Private investigators often play heroes in suspense films, mystery novels, and other crime-oriented fiction. While these stories may make for great literature, they don’t always line up with the facts. What do private investigators really do? They don’t all go around in deerstalkers with pipes. They aren’t even allowed to do many of the things actors portray on television. If they did, they’d land in jail. So, what’s real and what’s just fantasy? We’ve compiled a list of some of the most pervasive private investigator myths and separated the facts from the fiction.
Fiction: Private Investigators Can Make Arrests
Crime shows love to show the steeled PI swaggering around with handcuffs and a badge, just like a cop. Private investigators in the US, however, cannot make arrests any more than an ordinary citizen can. They do not have the authority of a police detective. Their job is to investigate a case rather than enforce the law. Only someone tasked with enforcement, such as a police officer, can make an official arrest. In certain circumstances, and the private investigator may be able to make a citizen’s arrest, something any US citizen can do. However, this right is a very archaic practice. It also comes with a lot of potential liability. For this reason, private investigators or other citizens don’t usually practice it.
Fiction: Private Investigators Can Enter a Suspect’s House without Permission
Hollywood likes to up the drama at the cost of reality. Lots of television detectives break into places they shouldn’t, in order to find critical evidence to solve the case. In real life, that is called trespassing. In some cases, it counts as breaking and entering. Private property is strictly defined and protected under both federal and state laws. In some states, a private investigator may enter private property with the owner’s consent. Observation is an important part of many investigations, however. To stay on the right side of the law, private investigators monitor suspicious activity from a distance. The PI stays on public property or private property they have permission to enter. Long photographic lenses are a staple of the profession for a reason.
Fiction: Private Investigators Are Just Like Police Detectives
We’ve already established that private investigators are not police detectives. Police detectives take an oath and follow strict regulations. When they’re on duty, they enjoy certain privileges that regular citizens do not. They also abide by more rules and lose some of their civil rights. For example, an on-duty police officer doesn’t enjoy the same right to privacy that a regular citizen has. However, police are the only people authorized to make arrests, and they can breach private property if they have a warrant. A private investigator cannot do any of these things. Although private investigators need licensing to prove their reputability and potentially support police, they never have the power of a sworn keeper of the peace.
Fact: Private Investigators Participate in Ongoing Investigations
It’s typically considered a fact that PIs participate in ongoing investigations because police often choose to cooperate with private investigators for mutual benefit.

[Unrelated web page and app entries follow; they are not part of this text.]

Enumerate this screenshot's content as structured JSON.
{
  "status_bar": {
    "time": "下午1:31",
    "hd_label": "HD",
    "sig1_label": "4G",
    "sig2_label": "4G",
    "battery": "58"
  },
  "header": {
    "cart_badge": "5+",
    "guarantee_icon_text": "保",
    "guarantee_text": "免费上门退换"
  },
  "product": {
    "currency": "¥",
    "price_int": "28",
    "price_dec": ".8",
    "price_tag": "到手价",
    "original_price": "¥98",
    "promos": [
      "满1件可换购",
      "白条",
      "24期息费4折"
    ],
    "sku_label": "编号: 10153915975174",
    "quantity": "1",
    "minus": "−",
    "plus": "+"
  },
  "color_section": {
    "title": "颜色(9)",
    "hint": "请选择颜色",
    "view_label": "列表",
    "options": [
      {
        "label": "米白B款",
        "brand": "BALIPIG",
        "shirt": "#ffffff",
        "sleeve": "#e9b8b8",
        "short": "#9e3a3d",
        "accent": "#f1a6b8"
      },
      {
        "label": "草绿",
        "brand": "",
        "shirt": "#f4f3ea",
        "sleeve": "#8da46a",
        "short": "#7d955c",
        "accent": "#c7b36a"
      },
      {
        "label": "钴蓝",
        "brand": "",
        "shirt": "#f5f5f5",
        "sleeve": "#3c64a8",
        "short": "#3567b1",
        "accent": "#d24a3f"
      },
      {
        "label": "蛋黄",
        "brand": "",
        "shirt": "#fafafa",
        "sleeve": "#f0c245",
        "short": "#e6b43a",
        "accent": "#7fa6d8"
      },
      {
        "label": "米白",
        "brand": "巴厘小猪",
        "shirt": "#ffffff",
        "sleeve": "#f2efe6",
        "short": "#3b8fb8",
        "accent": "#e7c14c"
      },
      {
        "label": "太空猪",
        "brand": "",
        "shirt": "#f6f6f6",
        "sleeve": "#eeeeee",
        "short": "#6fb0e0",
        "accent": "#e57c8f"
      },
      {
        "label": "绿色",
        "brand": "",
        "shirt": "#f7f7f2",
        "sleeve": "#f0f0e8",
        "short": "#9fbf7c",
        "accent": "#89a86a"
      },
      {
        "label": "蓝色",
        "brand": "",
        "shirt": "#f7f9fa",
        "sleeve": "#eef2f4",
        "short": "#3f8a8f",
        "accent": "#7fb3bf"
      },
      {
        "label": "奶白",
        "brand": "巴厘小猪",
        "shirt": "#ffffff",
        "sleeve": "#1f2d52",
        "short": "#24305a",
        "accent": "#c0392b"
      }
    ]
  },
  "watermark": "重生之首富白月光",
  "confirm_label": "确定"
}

However, that does not mean police are required to share sensitive information. Think of the private investigator as a consultant. They aren’t police, but they may work with the police.
Cooperation between police and private investigators is pretty common. PIs have helped solve a number of cold cases, and they can only do this with the help and support of local law enforcement. The police also hire private investigators from time to time when they’re low on manpower. No matter how dedicated and well-funded a precinct may be, there will be times they simply cannot handle the amount of work demanded of them. This pressure is one of the leading causes of cold cases.
Fact: Private Investigators Help Defendants in Court
The fact that PIs help defendants in court is one of the few Hollywood tropes that mimics real life. Although testimony and evidence private investigators provide rarely has the same drama as a television series, PIs frequently work with defense teams. Defense attorneys are trained in the law, not in investigation techniques. Many hire private investigators to gather or review evidence on behalf of their client. Due to the way the legal system works, police have a natural bias for the prosecution. Suspects only face charges when prosecutors decide the police have gathered enough evidence, after all, and even if you are innocent, the police want to believe they caught the perpetrator. Bringing in a private investigator to support the defense’s inquiries is a smart move.
Private investigators may not lead the swashbuckling lives the movies suggest, but that doesn’t mean everything is a lie. A PI can help in court cases, and private investigators really do work with police. If you need someone to make an arrest, call the police. If you need someone to get to the truth, call a private investigator.